What concerns me is not that a nerf actually came. If anything, I’m surprised that the nerf came this early on in the expansion. Could this be a sign that Blizzard was not ready to release Wrath after all? The developers are saying that they had “hoped other classes would be able to catch up [to hunters] in a way they have as yet been unable to do”. This statement essentially means that they had not extensively tested the class balancing in endgame content.
This announcement is among the many problems that have been plaguing Wrath. The nerf, on top of the fact that Trap Mastery was not tuned by launch, leaves all the hunter talent trees in shambles.
Even pets were not left alone in this mess. How many times have pets been tuned since Patch 3.0 was first released? With all the effort they put into pet balancing with talent trees and , they are still nerfing Rake and Scorpid Poison. This means the pets were not balanced in the first place.
Most of the changes have been made to affect Beast Mastery hunters the most, but with the changes not live and are still being developed in the Public Test Realm, there is no way to know if the developers will implement further changes to all talent trees. I only fear the morale of hunters after this.
100th blog post, not including the ones I migrated over from the original Ranger’s Bow blog.

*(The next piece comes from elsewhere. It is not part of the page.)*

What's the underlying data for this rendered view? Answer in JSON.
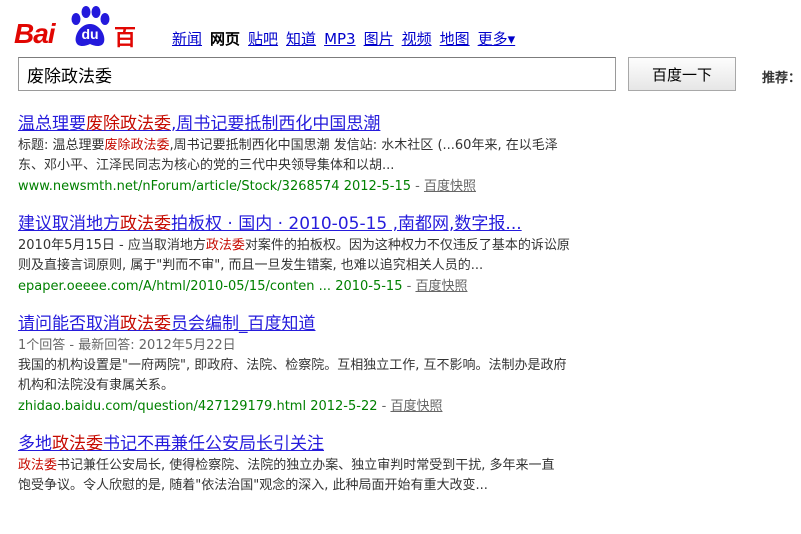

Writing a post on Trueshot Aura. It should be interesting, so keep an eye out.
And I need to find more time to play…
You have learned a new spell: Aspect of the Dragonhawk (Rank 1).
Wait, what? Did my attack power bonus seriously just go up by 75 from Aspect of the Hawk (Rank 8)?
This new spell essentially make Aspect of the Hawk obsolete beginning level 74. Any enhancement to this spell will apply to Aspect of the Dragonhawk.
To better display this boost in attack power bonus, I’ve provided this graphical analysis:
You will notice the linear increase during each expansion, but with each expansion, the linear progression increases by more than two-fold. This has been somewhat reflective of the combat rating system when you take a look at the stats for Wrath of the Lich King. (296 is the new hit cap? What!)
But what’s the impact of this?
At level 73, I am upwards of more than 2800 RAP when Aspect of the Hawk and Trueshot Aura are on. Now, at level 74, I’m reaching that 3000 mark. I honestly will not be surprised if end-game hunters in Wrath can see 4000 RAP fully buffed.
This kind of progression can become detrimental. As the curve becomes steeper and steeper, the combat rating system becomes too cumbersome to maintain. It becomes a true inflation, and gear in future expansions will provide ungodly high numbers for Agility, Stamina, etc. The statistical gap between levels, say, 89 and 90 will be so large that players may not be able to keep up.
Leveling actually becomes more difficult because the difference in future ranks of the Aspect matters, and the wait to train the new rank will be a hindrance.
So what’s the takeaway of this?
Aspect of the Dragonhawk and its 230/300 attack power bonus are surely something to see, but if you’re ever caught without it on, the penalty to your DPS output can be very high. Players will have to be more aware of what Aspect they have active (Dragonhawk or Viper).